Repeat the whole listing below precisely. Omit all pictures.

*** Task data

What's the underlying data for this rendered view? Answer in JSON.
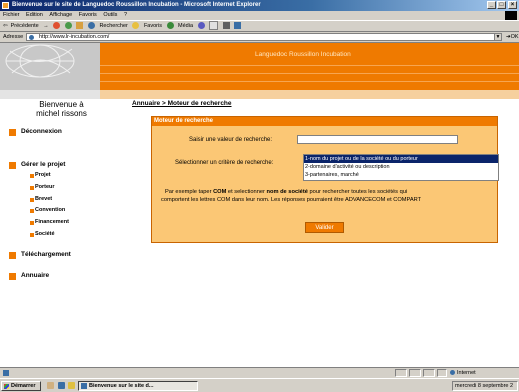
{
  "window": {
    "title": "Bienvenue sur le site de Languedoc Roussillon Incubation - Microsoft Internet Explorer",
    "controls": [
      "_",
      "□",
      "×"
    ]
  },
  "menu": [
    "Fichier",
    "Edition",
    "Affichage",
    "Favoris",
    "Outils",
    "?"
  ],
  "toolbar": {
    "back": "Précédente",
    "search": "Rechercher",
    "favorites": "Favoris",
    "media": "Média"
  },
  "address": {
    "label": "Adresse",
    "url": "http://www.lr-incubation.com/",
    "go": "OK"
  },
  "banner": {
    "title": "Languedoc Roussillon Incubation"
  },
  "sidebar": {
    "welcome_line1": "Bienvenue à",
    "welcome_line2": "michel rissons",
    "logout": "Déconnexion",
    "manage": "Gérer le projet",
    "sub_items": [
      "Projet",
      "Porteur",
      "Brevet",
      "Convention",
      "Financement",
      "Société"
    ],
    "download": "Téléchargement",
    "directory": "Annuaire"
  },
  "breadcrumb": "Annuaire > Moteur de recherche",
  "search_panel": {
    "header": "Moteur de recherche",
    "search_label": "Saisir une valeur de recherche:",
    "search_value": "",
    "criteria_label": "Sélectionner un critère de recherche:",
    "criteria_options": [
      "1-nom du projet ou de la société ou du porteur",
      "2-domaine d'activité ou description",
      "3-partenaires, marché"
    ],
    "selected_index": 0,
    "example_line1_a": "Par exemple taper ",
    "example_line1_b": "COM",
    "example_line1_c": " et selectionner ",
    "example_line1_d": "nom de société",
    "example_line1_e": " pour rechercher toutes les sociétés qui",
    "example_line2": "comportent les lettres COM dans leur nom. Les réponses pourraient être ADVANCECOM et COMPART",
    "submit": "Valider"
  },
  "status": {
    "zone": "Internet"
  },
  "taskbar": {
    "start": "Démarrer",
    "active_window": "Bienvenue sur le site d...",
    "clock": "mercredi 8 septembre 2"
  },
  "colors": {
    "accent": "#ef7a00",
    "panel_bg": "#fbc775",
    "selection": "#0a246a"
  }
}
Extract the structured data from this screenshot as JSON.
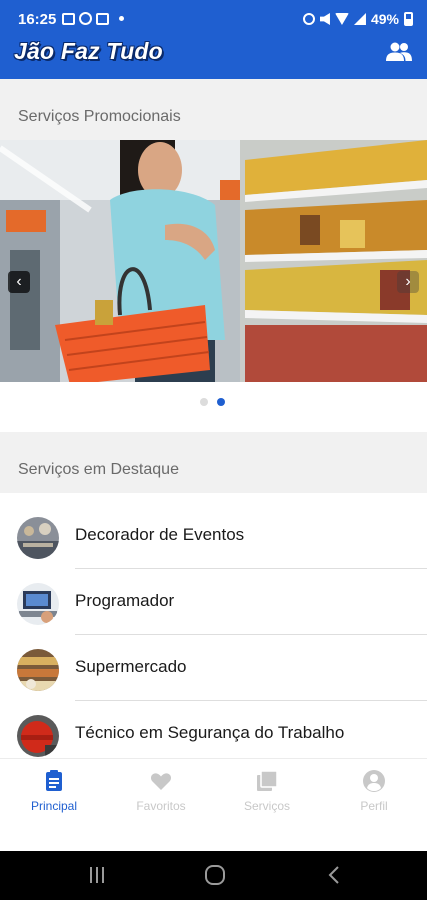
{
  "status_bar": {
    "time": "16:25",
    "battery": "49%"
  },
  "app_bar": {
    "title": "Jão Faz Tudo",
    "action_icon": "users-icon"
  },
  "promo": {
    "section_title": "Serviços Promocionais",
    "slide_count": 2,
    "active_slide": 2,
    "prev_icon": "chevron-left-icon",
    "next_icon": "chevron-right-icon"
  },
  "featured": {
    "section_title": "Serviços em Destaque",
    "items": [
      {
        "label": "Decorador de Eventos",
        "icon": "event-decor-avatar"
      },
      {
        "label": "Programador",
        "icon": "programmer-avatar"
      },
      {
        "label": "Supermercado",
        "icon": "supermarket-avatar"
      },
      {
        "label": "Técnico em Segurança do Trabalho",
        "icon": "safety-technician-avatar"
      }
    ]
  },
  "tabs": [
    {
      "label": "Principal",
      "icon": "clipboard-icon",
      "active": true
    },
    {
      "label": "Favoritos",
      "icon": "heart-icon",
      "active": false
    },
    {
      "label": "Serviços",
      "icon": "library-icon",
      "active": false
    },
    {
      "label": "Perfil",
      "icon": "account-circle-icon",
      "active": false
    }
  ],
  "colors": {
    "primary": "#1f5fd0",
    "section_bg": "#f1f1f1",
    "inactive_tab": "#c8c8c8"
  }
}
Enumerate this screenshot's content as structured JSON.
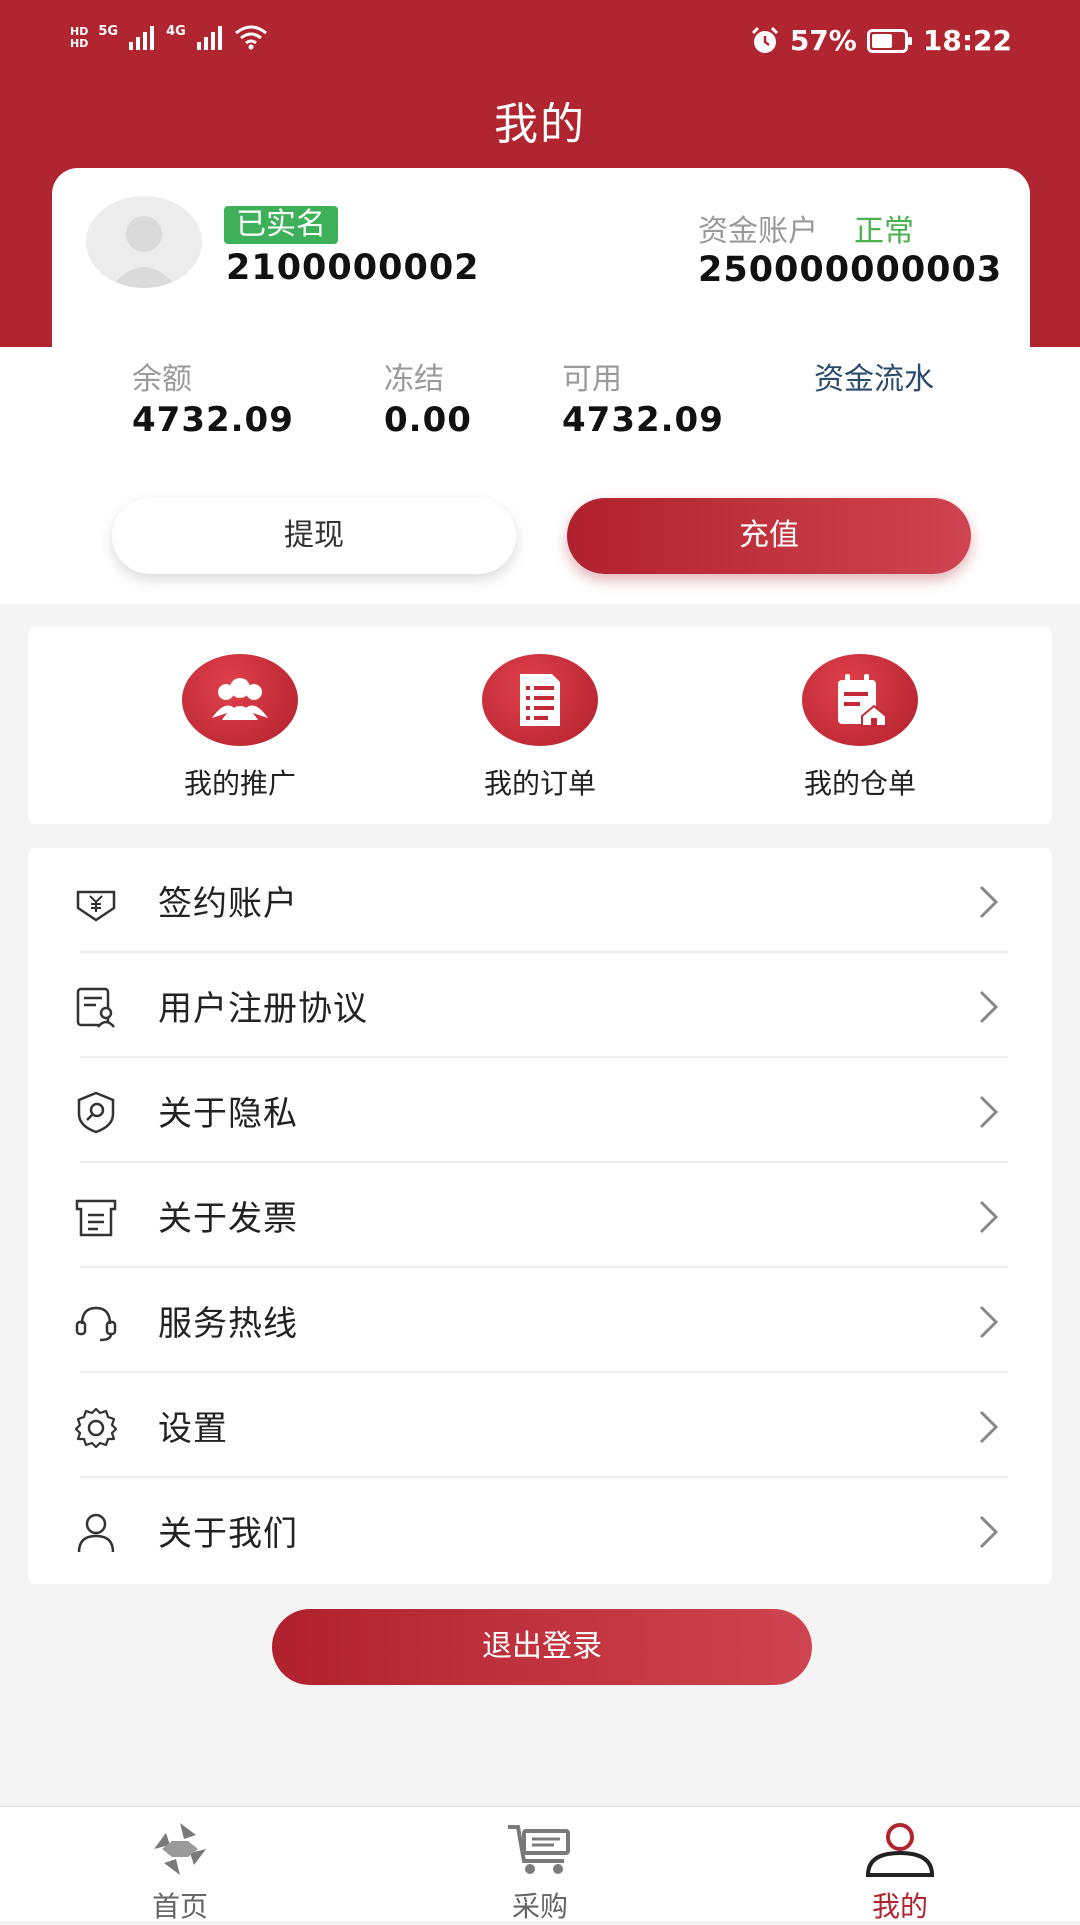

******

:: Response to the task ::
What's the underlying data for this rendered view? Answer in JSON.
{
  "window": {
    "title": "Bienvenue sur le site de Languedoc Roussillon Incubation - Microsoft Internet Explorer",
    "controls": [
      "_",
      "□",
      "×"
    ]
  },
  "menu": [
    "Fichier",
    "Edition",
    "Affichage",
    "Favoris",
    "Outils",
    "?"
  ],
  "toolbar": {
    "back": "Précédente",
    "search": "Rechercher",
    "favorites": "Favoris",
    "media": "Média"
  },
  "address": {
    "label": "Adresse",
    "url": "http://www.lr-incubation.com/",
    "go": "OK"
  },
  "banner": {
    "title": "Languedoc Roussillon Incubation"
  },
  "sidebar": {
    "welcome_line1": "Bienvenue à",
    "welcome_line2": "michel rissons",
    "logout": "Déconnexion",
    "manage": "Gérer le projet",
    "sub_items": [
      "Projet",
      "Porteur",
      "Brevet",
      "Convention",
      "Financement",
      "Société"
    ],
    "download": "Téléchargement",
    "directory": "Annuaire"
  },
  "breadcrumb": "Annuaire > Moteur de recherche",
  "search_panel": {
    "header": "Moteur de recherche",
    "search_label": "Saisir une valeur de recherche:",
    "search_value": "",
    "criteria_label": "Sélectionner un critère de recherche:",
    "criteria_options": [
      "1-nom du projet ou de la société ou du porteur",
      "2-domaine d'activité ou description",
      "3-partenaires, marché"
    ],
    "selected_index": 0,
    "example_line1_a": "Par exemple taper ",
    "example_line1_b": "COM",
    "example_line1_c": " et selectionner ",
    "example_line1_d": "nom de société",
    "example_line1_e": " pour rechercher toutes les sociétés qui",
    "example_line2": "comportent les lettres COM dans leur nom. Les réponses pourraient être ADVANCECOM et COMPART",
    "submit": "Valider"
  },
  "status": {
    "zone": "Internet"
  },
  "taskbar": {
    "start": "Démarrer",
    "active_window": "Bienvenue sur le site d...",
    "clock": "mercredi 8 septembre 2"
  },
  "colors": {
    "accent": "#ef7a00",
    "panel_bg": "#fbc775",
    "selection": "#0a246a"
  }
}
Extract the structured data from this screenshot as JSON.
{
  "status_bar": {
    "time": "16:25",
    "battery": "49%"
  },
  "app_bar": {
    "title": "Jão Faz Tudo",
    "action_icon": "users-icon"
  },
  "promo": {
    "section_title": "Serviços Promocionais",
    "slide_count": 2,
    "active_slide": 2,
    "prev_icon": "chevron-left-icon",
    "next_icon": "chevron-right-icon"
  },
  "featured": {
    "section_title": "Serviços em Destaque",
    "items": [
      {
        "label": "Decorador de Eventos",
        "icon": "event-decor-avatar"
      },
      {
        "label": "Programador",
        "icon": "programmer-avatar"
      },
      {
        "label": "Supermercado",
        "icon": "supermarket-avatar"
      },
      {
        "label": "Técnico em Segurança do Trabalho",
        "icon": "safety-technician-avatar"
      }
    ]
  },
  "tabs": [
    {
      "label": "Principal",
      "icon": "clipboard-icon",
      "active": true
    },
    {
      "label": "Favoritos",
      "icon": "heart-icon",
      "active": false
    },
    {
      "label": "Serviços",
      "icon": "library-icon",
      "active": false
    },
    {
      "label": "Perfil",
      "icon": "account-circle-icon",
      "active": false
    }
  ],
  "colors": {
    "primary": "#1f5fd0",
    "section_bg": "#f1f1f1",
    "inactive_tab": "#c8c8c8"
  }
}
Enumerate this screenshot's content as structured JSON.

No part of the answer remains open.